Now that which is must needs be when it is, and that which is not
must needs not be when it is not. Yet it cannot be said without
qualification that all existence and non-existence is the outcome of
necessity. For there is a difference between saying that that which
is, when it is, must needs be, and simply saying that all that is must
needs be, and similarly in the case of that which is not. In the case,
also, of two contradictory propositions this holds good. Everything
must either be or not be, whether in the present or in the future, but
it is not always possible to distinguish and state determinately which
of these alternatives must necessarily come about.
Let me illustrate. A sea-fight must either take place to-morrow or
not, but it is not necessary that it should take place to-morrow,
neither is it necessary that it should not take place, yet it is
necessary that it either should or should not take place to-morrow.
Since propositions correspond with facts, it is evident that when in
future events there is a real alternative, and a potentiality in
contrary directions, the corresponding affirmation and denial have the
This is the case with regard to that which is not always existent or
not always nonexistent. One of the two propositions in such

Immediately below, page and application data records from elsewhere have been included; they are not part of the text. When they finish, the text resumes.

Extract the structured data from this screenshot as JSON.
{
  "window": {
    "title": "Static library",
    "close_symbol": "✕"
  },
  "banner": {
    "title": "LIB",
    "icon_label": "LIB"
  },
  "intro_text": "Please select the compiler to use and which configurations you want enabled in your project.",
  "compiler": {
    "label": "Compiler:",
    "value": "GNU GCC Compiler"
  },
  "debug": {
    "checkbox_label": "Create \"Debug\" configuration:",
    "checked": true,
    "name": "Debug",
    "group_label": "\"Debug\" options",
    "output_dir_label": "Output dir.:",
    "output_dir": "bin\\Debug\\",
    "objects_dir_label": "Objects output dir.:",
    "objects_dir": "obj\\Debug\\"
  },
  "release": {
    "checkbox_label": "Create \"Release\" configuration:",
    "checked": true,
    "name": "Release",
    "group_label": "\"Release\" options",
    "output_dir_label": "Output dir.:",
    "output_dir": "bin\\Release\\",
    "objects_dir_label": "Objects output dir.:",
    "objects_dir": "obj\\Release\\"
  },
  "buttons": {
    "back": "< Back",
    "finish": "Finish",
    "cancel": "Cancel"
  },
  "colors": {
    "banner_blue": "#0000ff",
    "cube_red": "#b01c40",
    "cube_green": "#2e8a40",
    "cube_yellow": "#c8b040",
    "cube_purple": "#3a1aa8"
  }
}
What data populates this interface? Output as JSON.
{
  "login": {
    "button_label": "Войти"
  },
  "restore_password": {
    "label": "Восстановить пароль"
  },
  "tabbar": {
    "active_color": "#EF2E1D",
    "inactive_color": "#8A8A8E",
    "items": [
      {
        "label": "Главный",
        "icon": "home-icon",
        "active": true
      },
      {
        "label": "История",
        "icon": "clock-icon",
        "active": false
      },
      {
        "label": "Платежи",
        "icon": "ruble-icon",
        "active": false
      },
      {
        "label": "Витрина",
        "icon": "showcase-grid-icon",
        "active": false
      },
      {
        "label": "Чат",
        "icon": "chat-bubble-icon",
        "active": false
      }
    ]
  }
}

instances must be true and the other false, but we cannot say
determinately that this or that is false, but must leave the
alternative undecided. One may indeed be more likely to be true than
the other, but it cannot be either actually true or actually false. It
is therefore plain that it is not necessary that of an affirmation and
a denial one should be true and the other false. For in the case of
that which exists potentially, but not actually, the rule which
applies to that which exists actually does not hold good. The case
is rather as we have indicated.